[Task statement]
Going line by line through the listing below, count those with the string "user" and answer with the number alone.

───── Information supplied

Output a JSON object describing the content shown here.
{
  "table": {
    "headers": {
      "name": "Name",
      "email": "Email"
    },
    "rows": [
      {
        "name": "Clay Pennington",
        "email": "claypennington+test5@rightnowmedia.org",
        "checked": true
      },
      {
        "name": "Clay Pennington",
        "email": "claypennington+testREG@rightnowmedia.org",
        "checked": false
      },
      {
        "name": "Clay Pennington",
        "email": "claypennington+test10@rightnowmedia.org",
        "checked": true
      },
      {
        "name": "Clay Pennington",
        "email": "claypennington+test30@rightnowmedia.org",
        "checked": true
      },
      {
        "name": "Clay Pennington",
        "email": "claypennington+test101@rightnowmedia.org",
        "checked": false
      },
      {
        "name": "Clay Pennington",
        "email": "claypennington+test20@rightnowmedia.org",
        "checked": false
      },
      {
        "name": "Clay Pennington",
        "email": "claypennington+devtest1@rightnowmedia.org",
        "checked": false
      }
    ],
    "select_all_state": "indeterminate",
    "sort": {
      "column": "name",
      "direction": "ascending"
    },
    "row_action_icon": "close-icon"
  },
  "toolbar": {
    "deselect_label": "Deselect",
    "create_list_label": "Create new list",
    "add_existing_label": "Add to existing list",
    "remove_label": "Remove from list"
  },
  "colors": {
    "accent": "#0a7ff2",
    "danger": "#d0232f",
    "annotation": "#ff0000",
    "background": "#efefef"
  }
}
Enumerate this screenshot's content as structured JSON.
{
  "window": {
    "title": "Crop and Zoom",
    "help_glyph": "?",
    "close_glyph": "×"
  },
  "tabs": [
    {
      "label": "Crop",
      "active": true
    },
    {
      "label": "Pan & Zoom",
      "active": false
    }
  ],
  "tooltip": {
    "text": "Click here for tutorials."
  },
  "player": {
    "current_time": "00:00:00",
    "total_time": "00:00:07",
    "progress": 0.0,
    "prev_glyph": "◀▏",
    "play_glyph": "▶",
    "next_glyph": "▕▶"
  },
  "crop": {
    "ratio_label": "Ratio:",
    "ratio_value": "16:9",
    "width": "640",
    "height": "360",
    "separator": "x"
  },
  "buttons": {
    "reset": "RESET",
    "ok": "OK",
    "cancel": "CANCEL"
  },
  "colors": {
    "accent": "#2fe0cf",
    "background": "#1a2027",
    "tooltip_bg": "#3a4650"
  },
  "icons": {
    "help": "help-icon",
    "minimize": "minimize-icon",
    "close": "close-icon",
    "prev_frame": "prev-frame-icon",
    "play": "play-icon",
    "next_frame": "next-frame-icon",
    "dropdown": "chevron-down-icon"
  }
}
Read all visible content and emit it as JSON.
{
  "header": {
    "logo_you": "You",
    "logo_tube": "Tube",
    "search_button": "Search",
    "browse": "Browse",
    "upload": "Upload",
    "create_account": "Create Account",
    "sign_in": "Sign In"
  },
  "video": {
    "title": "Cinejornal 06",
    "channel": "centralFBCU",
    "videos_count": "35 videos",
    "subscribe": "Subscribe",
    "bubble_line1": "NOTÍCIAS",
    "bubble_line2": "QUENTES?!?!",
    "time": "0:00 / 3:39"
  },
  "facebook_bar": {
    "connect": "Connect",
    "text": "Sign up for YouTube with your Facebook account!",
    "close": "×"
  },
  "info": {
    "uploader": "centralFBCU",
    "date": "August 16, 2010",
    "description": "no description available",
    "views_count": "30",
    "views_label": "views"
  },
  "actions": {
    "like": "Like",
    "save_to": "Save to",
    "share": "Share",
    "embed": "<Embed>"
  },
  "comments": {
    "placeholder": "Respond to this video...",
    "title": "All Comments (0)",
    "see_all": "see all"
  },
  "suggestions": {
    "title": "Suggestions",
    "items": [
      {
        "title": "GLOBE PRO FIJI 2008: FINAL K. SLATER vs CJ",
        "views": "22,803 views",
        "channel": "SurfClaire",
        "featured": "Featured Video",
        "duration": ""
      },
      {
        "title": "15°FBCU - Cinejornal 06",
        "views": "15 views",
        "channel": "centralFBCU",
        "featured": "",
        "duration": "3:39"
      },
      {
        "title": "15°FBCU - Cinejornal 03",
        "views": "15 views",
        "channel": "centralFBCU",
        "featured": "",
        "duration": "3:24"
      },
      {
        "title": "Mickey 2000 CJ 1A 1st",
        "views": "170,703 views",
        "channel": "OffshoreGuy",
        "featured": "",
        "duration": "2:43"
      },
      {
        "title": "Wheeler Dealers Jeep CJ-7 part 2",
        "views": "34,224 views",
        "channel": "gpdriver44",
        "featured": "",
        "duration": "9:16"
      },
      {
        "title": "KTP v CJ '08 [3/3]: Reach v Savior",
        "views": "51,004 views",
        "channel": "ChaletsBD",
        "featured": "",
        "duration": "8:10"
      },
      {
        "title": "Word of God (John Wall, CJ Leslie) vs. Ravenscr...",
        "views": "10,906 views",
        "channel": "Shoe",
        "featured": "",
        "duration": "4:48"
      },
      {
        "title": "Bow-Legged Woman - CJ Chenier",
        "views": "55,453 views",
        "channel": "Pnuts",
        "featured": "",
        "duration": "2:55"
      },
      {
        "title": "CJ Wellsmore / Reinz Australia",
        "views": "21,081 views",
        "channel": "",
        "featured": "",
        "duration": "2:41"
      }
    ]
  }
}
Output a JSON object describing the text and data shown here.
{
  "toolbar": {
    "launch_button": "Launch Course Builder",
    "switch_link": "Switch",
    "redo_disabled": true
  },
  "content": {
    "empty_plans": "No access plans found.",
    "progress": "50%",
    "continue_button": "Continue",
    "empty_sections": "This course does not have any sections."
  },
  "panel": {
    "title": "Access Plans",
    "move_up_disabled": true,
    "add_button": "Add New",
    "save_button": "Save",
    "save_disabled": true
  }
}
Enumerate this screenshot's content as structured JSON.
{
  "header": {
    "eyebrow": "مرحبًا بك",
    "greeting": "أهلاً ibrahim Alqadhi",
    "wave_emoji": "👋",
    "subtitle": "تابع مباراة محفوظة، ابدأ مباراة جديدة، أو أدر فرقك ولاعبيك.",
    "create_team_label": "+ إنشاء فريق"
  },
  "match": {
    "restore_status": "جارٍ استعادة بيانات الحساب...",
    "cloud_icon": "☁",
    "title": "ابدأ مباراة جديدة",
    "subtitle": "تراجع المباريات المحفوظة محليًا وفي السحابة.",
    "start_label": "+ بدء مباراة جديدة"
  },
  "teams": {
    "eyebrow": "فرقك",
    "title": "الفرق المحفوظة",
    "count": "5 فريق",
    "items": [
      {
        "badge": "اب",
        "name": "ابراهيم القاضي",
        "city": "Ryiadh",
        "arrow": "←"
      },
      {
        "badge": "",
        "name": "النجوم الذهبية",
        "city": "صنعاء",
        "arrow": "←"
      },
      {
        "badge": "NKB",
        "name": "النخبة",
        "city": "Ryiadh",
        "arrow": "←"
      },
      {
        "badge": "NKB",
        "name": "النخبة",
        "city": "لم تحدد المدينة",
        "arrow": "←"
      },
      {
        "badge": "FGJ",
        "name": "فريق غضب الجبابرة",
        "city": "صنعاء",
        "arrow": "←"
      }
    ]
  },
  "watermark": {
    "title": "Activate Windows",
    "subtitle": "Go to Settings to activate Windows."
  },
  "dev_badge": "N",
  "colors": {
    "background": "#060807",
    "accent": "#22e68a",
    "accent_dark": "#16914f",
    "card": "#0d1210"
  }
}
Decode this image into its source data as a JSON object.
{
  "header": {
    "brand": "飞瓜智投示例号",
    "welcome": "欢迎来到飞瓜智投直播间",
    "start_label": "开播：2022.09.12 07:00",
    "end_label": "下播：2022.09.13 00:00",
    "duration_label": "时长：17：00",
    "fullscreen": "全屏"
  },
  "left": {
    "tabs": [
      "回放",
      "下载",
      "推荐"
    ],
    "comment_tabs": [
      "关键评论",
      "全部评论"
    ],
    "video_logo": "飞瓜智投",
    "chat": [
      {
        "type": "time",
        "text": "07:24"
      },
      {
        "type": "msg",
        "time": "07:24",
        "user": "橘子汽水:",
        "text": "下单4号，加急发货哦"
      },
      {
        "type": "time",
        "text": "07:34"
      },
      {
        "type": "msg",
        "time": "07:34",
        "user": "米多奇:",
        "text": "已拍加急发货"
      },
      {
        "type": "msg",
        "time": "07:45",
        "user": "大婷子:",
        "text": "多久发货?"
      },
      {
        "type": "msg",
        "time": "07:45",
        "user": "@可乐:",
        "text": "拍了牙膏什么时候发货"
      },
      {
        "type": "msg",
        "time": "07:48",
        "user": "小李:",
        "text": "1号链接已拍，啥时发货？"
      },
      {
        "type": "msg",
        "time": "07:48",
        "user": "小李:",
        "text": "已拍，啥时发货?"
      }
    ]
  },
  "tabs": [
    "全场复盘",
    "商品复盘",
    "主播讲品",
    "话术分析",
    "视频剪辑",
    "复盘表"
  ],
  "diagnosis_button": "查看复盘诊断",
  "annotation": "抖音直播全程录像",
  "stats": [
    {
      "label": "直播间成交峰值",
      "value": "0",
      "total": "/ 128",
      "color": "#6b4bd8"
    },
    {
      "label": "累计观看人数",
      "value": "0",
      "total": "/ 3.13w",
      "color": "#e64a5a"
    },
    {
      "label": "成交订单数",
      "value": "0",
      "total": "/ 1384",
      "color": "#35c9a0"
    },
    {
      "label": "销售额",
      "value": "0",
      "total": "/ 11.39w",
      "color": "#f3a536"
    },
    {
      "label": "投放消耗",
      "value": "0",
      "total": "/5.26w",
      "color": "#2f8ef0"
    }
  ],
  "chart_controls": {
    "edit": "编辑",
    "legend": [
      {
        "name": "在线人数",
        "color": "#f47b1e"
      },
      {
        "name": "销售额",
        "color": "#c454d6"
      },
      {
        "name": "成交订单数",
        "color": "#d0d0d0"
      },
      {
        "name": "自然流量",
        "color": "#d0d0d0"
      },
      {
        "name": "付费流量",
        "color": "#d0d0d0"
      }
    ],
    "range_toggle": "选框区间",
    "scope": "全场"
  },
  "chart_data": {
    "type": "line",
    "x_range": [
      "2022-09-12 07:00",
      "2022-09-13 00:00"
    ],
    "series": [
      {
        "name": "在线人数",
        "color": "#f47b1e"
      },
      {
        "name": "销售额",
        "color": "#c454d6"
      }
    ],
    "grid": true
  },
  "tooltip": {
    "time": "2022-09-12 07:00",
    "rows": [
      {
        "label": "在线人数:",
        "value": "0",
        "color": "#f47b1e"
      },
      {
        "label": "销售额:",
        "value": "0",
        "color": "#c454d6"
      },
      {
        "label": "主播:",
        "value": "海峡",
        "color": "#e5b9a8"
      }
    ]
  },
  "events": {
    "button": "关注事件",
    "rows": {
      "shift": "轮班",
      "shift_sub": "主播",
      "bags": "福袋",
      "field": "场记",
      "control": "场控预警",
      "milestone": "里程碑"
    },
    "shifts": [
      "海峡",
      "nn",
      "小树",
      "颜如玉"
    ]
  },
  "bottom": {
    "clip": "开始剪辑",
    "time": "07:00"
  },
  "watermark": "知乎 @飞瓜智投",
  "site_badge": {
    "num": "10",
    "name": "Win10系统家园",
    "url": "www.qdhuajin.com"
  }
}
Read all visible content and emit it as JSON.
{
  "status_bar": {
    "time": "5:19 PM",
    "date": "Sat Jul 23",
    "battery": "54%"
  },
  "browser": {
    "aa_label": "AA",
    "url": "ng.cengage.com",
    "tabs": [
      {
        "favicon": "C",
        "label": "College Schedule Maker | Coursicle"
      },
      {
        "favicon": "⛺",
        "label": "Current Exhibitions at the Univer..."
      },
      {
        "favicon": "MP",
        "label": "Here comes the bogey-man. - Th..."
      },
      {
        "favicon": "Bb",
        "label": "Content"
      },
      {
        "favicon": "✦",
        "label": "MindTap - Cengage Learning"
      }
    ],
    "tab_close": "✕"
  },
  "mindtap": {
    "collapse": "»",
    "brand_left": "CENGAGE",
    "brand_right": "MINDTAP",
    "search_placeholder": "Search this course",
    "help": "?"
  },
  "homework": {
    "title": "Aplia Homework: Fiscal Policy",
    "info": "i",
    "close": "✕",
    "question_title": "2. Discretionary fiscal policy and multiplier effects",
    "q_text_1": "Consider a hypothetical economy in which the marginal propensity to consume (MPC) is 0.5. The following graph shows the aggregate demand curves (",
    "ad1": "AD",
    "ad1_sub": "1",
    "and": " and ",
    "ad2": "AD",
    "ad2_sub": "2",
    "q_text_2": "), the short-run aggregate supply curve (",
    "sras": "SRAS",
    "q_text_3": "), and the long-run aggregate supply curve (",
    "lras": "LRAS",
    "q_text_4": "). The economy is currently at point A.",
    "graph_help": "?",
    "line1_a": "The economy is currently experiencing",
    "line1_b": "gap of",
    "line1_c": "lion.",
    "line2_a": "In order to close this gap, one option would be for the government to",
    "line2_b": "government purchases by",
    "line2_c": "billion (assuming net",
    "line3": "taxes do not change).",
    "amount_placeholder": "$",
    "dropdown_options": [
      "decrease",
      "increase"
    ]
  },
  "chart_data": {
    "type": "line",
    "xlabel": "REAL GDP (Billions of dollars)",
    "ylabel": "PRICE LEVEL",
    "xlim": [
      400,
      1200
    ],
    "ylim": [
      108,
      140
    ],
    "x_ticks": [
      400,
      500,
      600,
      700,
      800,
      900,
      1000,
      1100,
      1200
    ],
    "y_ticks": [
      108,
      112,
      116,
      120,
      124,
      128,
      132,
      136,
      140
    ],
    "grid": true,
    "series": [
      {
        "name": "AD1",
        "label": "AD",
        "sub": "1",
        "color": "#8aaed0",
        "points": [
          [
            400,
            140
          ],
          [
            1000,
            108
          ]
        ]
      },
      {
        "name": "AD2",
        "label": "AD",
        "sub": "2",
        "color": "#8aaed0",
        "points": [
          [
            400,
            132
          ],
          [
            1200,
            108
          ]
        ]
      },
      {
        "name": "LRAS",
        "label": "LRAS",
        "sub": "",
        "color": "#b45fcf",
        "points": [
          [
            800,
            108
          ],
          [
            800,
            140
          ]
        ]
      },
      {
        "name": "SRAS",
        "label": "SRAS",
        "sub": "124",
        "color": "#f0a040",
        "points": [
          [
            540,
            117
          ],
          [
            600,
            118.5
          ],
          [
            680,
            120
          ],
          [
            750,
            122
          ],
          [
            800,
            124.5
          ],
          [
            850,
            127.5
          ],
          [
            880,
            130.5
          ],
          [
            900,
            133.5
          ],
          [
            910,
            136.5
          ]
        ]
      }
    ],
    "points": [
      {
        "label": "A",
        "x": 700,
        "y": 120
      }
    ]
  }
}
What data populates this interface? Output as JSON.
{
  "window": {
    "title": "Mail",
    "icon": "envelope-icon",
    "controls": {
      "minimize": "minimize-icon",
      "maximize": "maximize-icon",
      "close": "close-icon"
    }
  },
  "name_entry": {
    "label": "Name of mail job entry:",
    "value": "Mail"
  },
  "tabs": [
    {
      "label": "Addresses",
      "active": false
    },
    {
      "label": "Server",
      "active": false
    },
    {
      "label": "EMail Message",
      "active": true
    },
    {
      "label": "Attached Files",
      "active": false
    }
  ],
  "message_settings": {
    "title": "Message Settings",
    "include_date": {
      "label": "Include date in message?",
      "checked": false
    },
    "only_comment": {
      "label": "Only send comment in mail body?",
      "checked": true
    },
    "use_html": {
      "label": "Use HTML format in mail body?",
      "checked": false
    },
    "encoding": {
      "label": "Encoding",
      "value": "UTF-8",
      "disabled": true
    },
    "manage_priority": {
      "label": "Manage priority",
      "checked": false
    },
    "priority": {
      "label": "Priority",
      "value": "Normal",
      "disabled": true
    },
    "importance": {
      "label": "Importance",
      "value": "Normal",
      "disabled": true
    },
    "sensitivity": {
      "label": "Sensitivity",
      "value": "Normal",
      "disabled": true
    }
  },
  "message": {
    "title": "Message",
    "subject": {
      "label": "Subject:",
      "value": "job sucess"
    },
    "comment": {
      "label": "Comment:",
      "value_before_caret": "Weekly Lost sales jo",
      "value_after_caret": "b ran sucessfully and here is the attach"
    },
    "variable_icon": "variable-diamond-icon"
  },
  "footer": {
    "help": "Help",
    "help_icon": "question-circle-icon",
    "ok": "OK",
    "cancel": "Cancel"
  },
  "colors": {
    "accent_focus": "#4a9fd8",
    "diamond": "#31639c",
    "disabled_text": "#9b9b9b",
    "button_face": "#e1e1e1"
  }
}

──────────

[Exercise solution]
6